Editors’ Note: March 2017 Issue

We are very pleased to announce the publication of our March 2017 special issue. Copies will be in your mailboxes soon, but to tide you over until then, here is the editors’ note from our guest editors, Kate Masur and Greg Downs!


One hundred and fifty years since Reconstruction, we believe now is a propitious time to take stock of the scholarly literature and public memory that shape our collective understanding of that crucial era. Almost thirty years after the publication of Eric Foner’s monumental Reconstruction: America’s Unfinished Revolution, we are in the midst of a deep, searching exploration of how to define, analyze, and narrate the crucial period that began during the Civil War and extended, arguably, until the close of the century. Given the vibrancy of the field and growing attention to the public history of the era, it seems wise not to try to pin down exactly where we stand but to take stock, advance ideas, and generate conversation and debate.

To assess past and present scholarship and open paths to future work, the Journal of the Civil War Era commissioned scholars to write on discrete topics within the broader world of Reconstruction history. The forum on the future of Reconstruction, introduced and edited by Luke E. Harlow, features brief introductory notes in these pages by W. Fitzhugh Brundage, Gary Gerstle, Thomas C. Holt, Martha S. Jones, Mark A. Noll, Adrienne Petty, Lisa Tetrault, Elliott West, and Kidada E. Williams. Each short piece published here serves as an introduction to a longer, freely available essay available at the journal’s Web site.

Reconstruction historiography developed within a broader literary response to the end of the Civil War and to the ongoing transformations of the nation. In his provocative historiographical essay, law and literature scholar Brook Thomas challenges historians to revisit early Reconstruction historiography and to see it in the context of twentieth-century debates about the nature of evidence, narrative, and history itself.

Beyond historical writing, the era of Reconstruction has been difficult to publicly commemorate.
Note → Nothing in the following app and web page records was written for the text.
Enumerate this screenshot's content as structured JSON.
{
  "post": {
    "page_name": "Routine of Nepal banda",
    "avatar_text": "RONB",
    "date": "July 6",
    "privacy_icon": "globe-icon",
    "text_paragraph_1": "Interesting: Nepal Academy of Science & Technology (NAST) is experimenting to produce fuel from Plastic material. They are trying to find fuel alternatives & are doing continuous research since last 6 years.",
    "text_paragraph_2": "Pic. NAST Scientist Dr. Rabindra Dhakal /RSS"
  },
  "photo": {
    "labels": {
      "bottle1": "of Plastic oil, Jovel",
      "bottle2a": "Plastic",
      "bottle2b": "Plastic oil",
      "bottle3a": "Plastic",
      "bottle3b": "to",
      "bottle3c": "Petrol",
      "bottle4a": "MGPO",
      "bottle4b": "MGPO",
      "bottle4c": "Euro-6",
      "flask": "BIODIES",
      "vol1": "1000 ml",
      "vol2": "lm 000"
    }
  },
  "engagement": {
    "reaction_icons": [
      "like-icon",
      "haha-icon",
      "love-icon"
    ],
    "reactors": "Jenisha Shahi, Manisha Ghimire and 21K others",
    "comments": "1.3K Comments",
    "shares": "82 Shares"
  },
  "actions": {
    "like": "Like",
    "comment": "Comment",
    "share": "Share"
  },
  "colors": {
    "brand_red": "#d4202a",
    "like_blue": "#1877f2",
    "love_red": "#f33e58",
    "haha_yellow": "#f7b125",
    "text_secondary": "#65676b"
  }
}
Page Putnam Miller and Jennifer Whitmer Taylor give us the first detailed study of an early twenty-first-century effort to create a National Park Service site devoted to the era. Beaufort, South Carolina, is at the heart of the piece, which explores the failure of a project that garnered support locally and at high levels of government. At issue here is how and where people learn about history and whom they trust to explain it.

Reconstruction remains a crucial and sometimes confusing area to teach. In her essay, Hannah Rosen discusses the approaches she and others bring to the subject in the classroom, focusing on using the period as an opportunity to teach about the history of race and racism.

Finally, in a roundtable on Reconstruction and public memory, David M. Prior moderates a discussion among four professors who have been variously involved in public history projects—Beverly Bond, Thomas J. Brown, Eric Foner, and Salamishah Tillet—along with Nancy Bercaw of the National Museum of African American History and Culture and Jennifer Taylor of the Equal Justice Initiative. Their theme is the challenges and possibilities of encouraging public engagement with the era of Reconstruction.

While it is clear that certain themes will remain central to the study of the post–Civil War Era—emancipation and abolition, racial formation, labor, state building, constitutional change, and enfranchisement—the essays published here remind us of the protean nature of a period that, a century and a half later, remains open to new historical questions and dramatic reinterpretation. Our hope is that this special issue inspires further discussion and debate about where this era’s future might lie.